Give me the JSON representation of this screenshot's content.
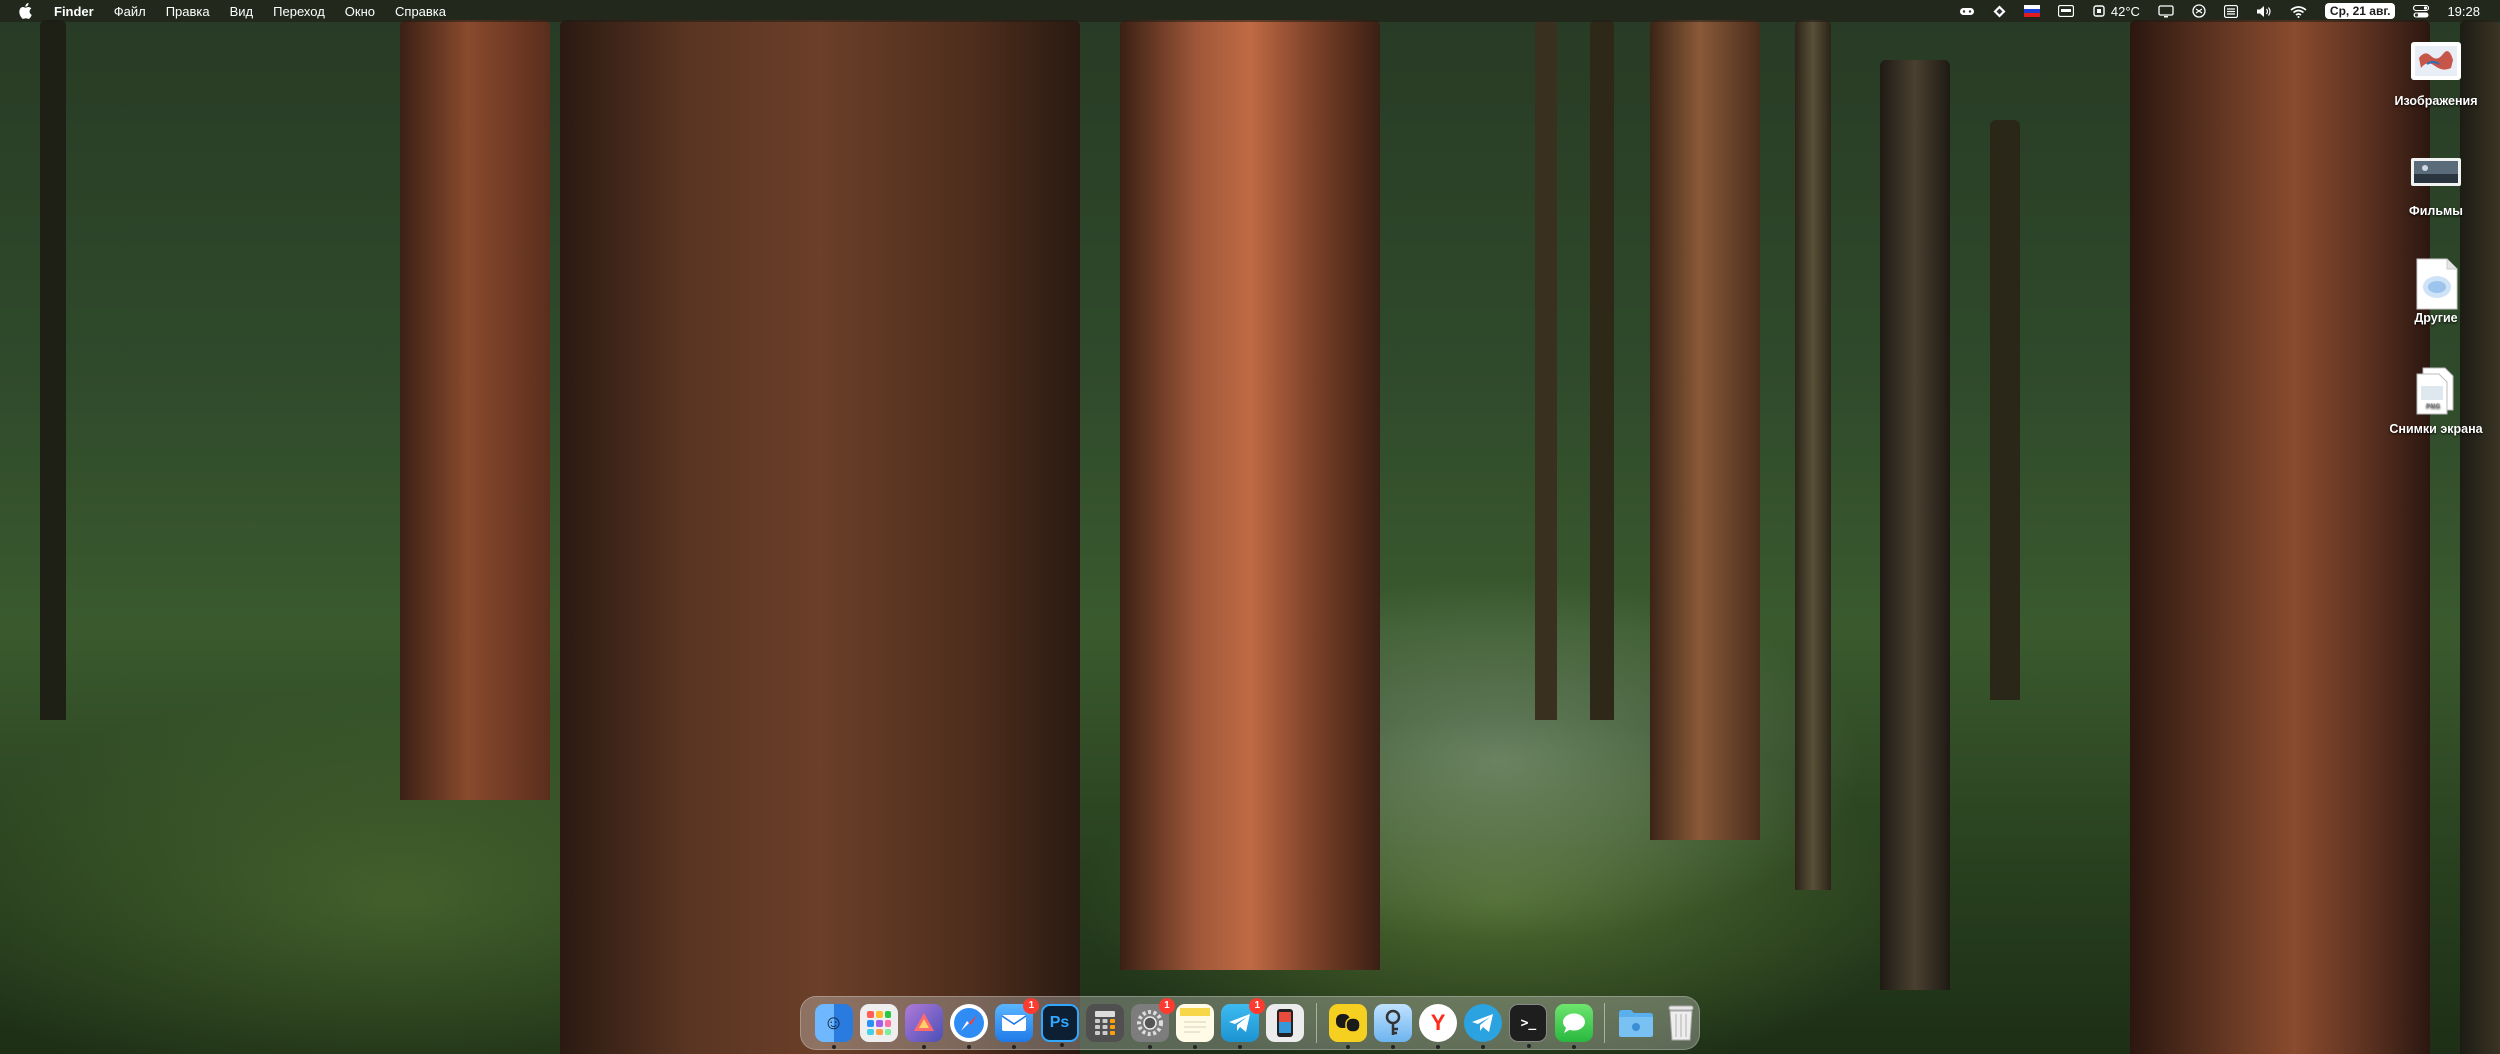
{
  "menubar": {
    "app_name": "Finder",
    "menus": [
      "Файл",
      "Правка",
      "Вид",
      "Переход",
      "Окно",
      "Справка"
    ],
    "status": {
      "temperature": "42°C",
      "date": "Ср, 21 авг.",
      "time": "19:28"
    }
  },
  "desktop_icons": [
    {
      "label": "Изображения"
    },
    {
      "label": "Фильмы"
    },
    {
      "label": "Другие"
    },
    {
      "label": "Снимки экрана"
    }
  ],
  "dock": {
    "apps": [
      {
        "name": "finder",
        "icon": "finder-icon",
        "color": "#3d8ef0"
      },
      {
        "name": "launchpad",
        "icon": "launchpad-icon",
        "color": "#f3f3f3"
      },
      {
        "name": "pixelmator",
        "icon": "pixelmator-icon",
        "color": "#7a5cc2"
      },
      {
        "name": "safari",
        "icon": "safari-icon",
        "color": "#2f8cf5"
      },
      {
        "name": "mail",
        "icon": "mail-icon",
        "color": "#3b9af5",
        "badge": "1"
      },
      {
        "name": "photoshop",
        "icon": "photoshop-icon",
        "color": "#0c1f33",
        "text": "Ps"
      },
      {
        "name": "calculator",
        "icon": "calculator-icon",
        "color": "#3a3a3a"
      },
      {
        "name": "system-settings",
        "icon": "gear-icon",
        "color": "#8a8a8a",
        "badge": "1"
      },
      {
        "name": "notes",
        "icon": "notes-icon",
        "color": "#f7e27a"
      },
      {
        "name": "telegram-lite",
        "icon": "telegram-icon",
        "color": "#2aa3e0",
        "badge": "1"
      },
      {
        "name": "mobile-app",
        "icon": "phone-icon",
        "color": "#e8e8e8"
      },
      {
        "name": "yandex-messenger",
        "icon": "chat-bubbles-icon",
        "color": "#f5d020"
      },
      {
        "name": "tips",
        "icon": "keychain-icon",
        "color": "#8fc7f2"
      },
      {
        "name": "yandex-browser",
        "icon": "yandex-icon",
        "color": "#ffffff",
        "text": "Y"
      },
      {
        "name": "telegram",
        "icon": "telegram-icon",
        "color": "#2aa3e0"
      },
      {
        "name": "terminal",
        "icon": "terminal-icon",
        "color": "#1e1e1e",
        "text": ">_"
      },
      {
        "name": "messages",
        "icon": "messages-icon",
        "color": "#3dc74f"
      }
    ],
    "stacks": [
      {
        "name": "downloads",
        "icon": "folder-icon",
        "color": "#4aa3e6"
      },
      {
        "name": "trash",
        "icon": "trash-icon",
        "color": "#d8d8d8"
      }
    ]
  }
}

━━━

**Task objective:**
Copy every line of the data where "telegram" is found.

**Solved problem:**
        "name": "telegram-lite",
        "icon": "telegram-icon",
        "name": "telegram",
        "icon": "telegram-icon",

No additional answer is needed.